Quest is also able to provide frequency-dependent RLGC parameters, notes CEO Ivan Pesic. Most tools consider those parameters to be constant, which is a "big mistake," he says, because they vary so much with frequency.
Pesic decided to make Quest available on the ECAD Web site because the cost of sales is so high for traditional licensing. "It takes a three- to six-month evaluation, and I'm trying to avoid that. I want to put this on ECAD and say 'Here it is, available for $15 per run, and you can run as many copies as you want.'" With conventional licensing, Quest would probably start at around $70,000, he says.
(See Dec. 28 story.)
San Diego firm expands
global assembly-test biz
Another U.S. company is expanding its assembly and test operations in the Far East. REMEC, a San Diego company that aims to build world class manufacturing leadership for the wireless infrastructure, plans to acquire Pacific Microwave, a device assembler and testing house based in the Philippines.
The acquisition complements REMEC's Costa Rica operation and "does not detract from our plans to develop our engineering and manufacturing capacity in China," according to CEO Ron Ragland. The 17-year-old San Diego company expects to complete the deal by the end of January.
Pacific Microwave specializes in backend production and testing of radio-frequency (RF), microwave, and millimeter-wave gallium-arsenide (GaAs) devices, subsystems, and boards for broadband wireless applications. It employs about 850 workers.
(See Dec. 27 story.)
ASE chairman gets jail sentence
for old real estate deal in Taiwan
How do you think this kind of a decision would impact a U.S. chip maker? More than it did in Taiwan, I'd venture. This week, the chairman of Taiwan's Advanced Semiconductor Engineering, Jason C.S. Chang, was sentenced to six years in jail for allegedly falsifying documents in a several-year-old real estate deal, according to the company. It happened prior to Chang joining ASE, the company says.
ASE maintains the conviction and sentencing of Chang will have no impact on the company, which is a leading supplier of contract chip assembly and testing services. News of the sentencing didn't seem to have much effect on the company's share price, which dropped just 3.2% on the Taiwan stock exchange.
Chang plans to appeal his conviction and sentencing, according to Taiwanese press reports.

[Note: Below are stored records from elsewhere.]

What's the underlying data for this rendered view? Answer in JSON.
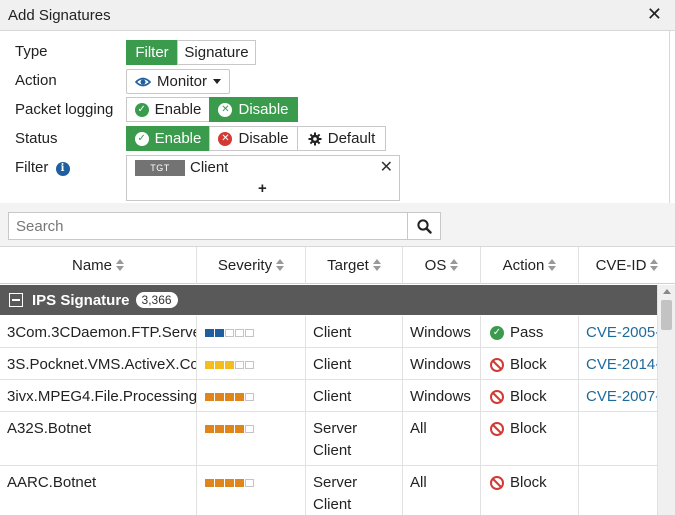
{
  "dialog": {
    "title": "Add Signatures"
  },
  "form": {
    "type_label": "Type",
    "type_options": [
      "Filter",
      "Signature"
    ],
    "type_selected": "Filter",
    "action_label": "Action",
    "action_value": "Monitor",
    "packet_logging_label": "Packet logging",
    "packet_logging_options": [
      "Enable",
      "Disable"
    ],
    "packet_logging_selected": "Disable",
    "status_label": "Status",
    "status_options": [
      "Enable",
      "Disable",
      "Default"
    ],
    "status_selected": "Enable",
    "filter_label": "Filter",
    "filter_tag": "TGT",
    "filter_value": "Client",
    "filter_add": "+"
  },
  "search": {
    "placeholder": "Search"
  },
  "table": {
    "columns": [
      "Name",
      "Severity",
      "Target",
      "OS",
      "Action",
      "CVE-ID"
    ],
    "group": {
      "label": "IPS Signature",
      "count": "3,366"
    },
    "rows": [
      {
        "name": "3Com.3CDaemon.FTP.Serve",
        "severity": 2,
        "target": "Client",
        "target2": "",
        "os": "Windows",
        "action": "Pass",
        "cve": "CVE-2005-"
      },
      {
        "name": "3S.Pocknet.VMS.ActiveX.Co",
        "severity": 3,
        "target": "Client",
        "target2": "",
        "os": "Windows",
        "action": "Block",
        "cve": "CVE-2014-"
      },
      {
        "name": "3ivx.MPEG4.File.Processing",
        "severity": 4,
        "target": "Client",
        "target2": "",
        "os": "Windows",
        "action": "Block",
        "cve": "CVE-2007-"
      },
      {
        "name": "A32S.Botnet",
        "severity": 4,
        "target": "Server",
        "target2": "Client",
        "os": "All",
        "action": "Block",
        "cve": ""
      },
      {
        "name": "AARC.Botnet",
        "severity": 4,
        "target": "Server",
        "target2": "Client",
        "os": "All",
        "action": "Block",
        "cve": ""
      }
    ]
  },
  "colors": {
    "accent_green": "#3b9b4d",
    "block_red": "#d43a34",
    "severity_low": "#1f5fa0",
    "severity_medium": "#f2bd1d",
    "severity_high": "#e0851c",
    "group_bg": "#595959",
    "link_blue": "#1f6a9c"
  },
  "icons": {
    "close": "close-icon",
    "monitor": "eye-icon",
    "dropdown": "caret-down-icon",
    "enable": "check-circle-icon",
    "disable": "x-circle-icon",
    "default": "gear-icon",
    "info": "info-icon",
    "search": "search-icon",
    "sort": "sort-icon",
    "collapse": "minus-square-icon",
    "pass": "check-circle-icon",
    "block": "block-icon"
  }
}
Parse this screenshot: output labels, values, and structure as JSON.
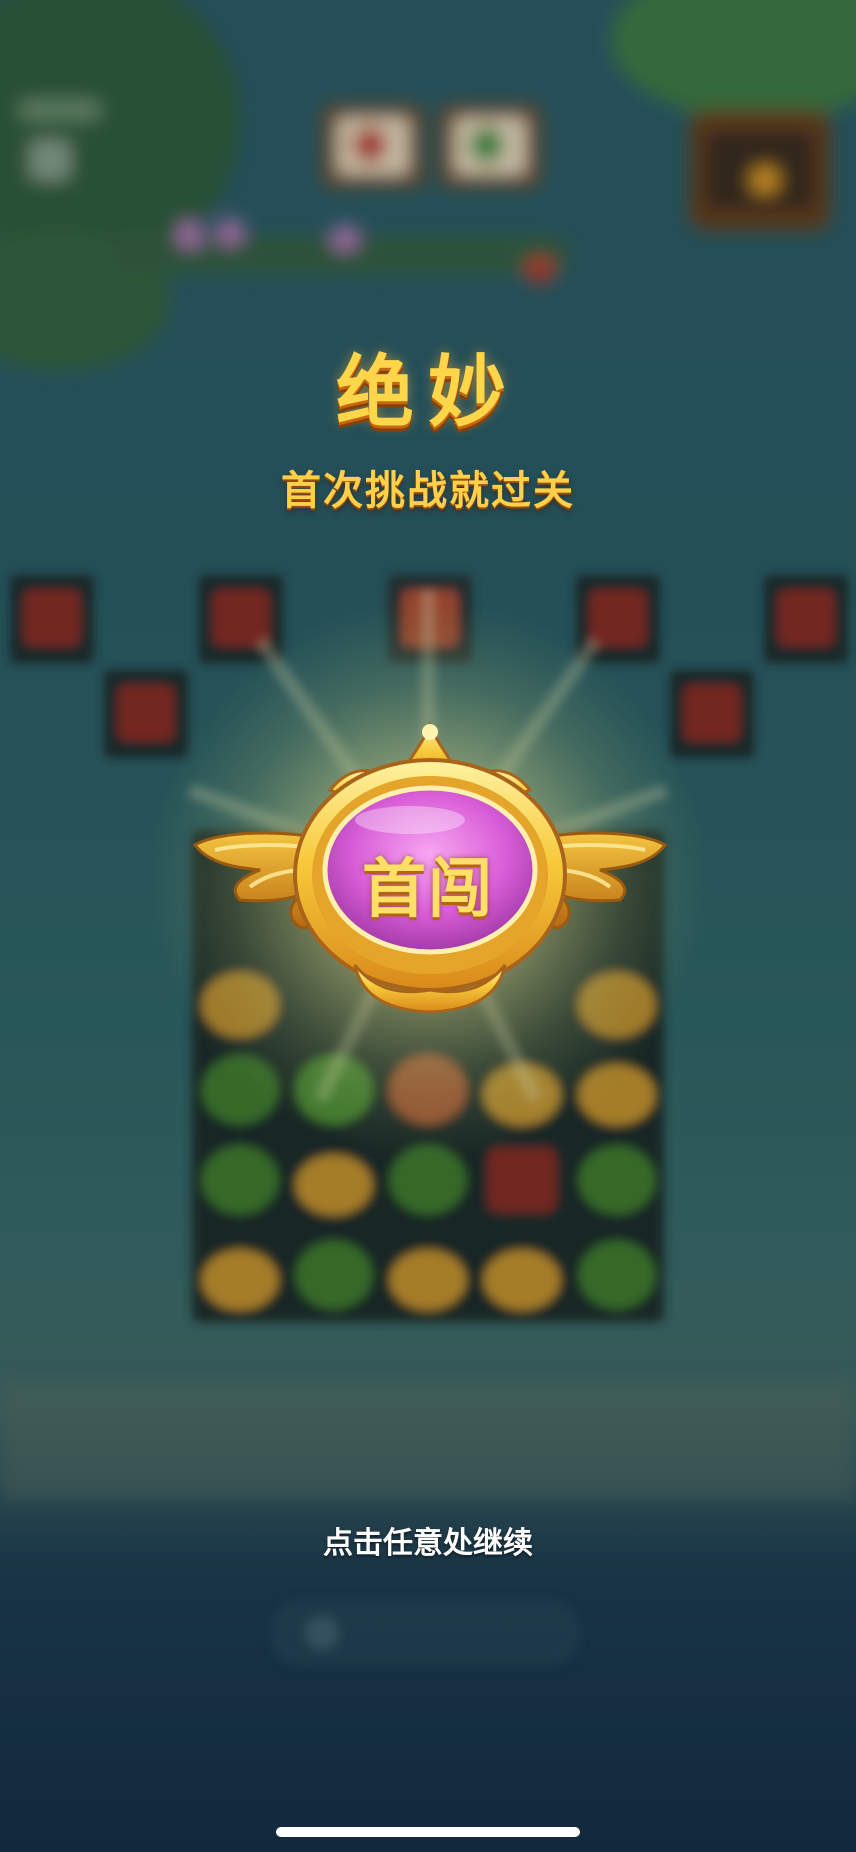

(See Dec. 27 story.)
If you have any comments or questions, don't hesitate to E-mail us at email@example.com. Have a great weekend!
(Click here for last week's Semiconductor Alert!.)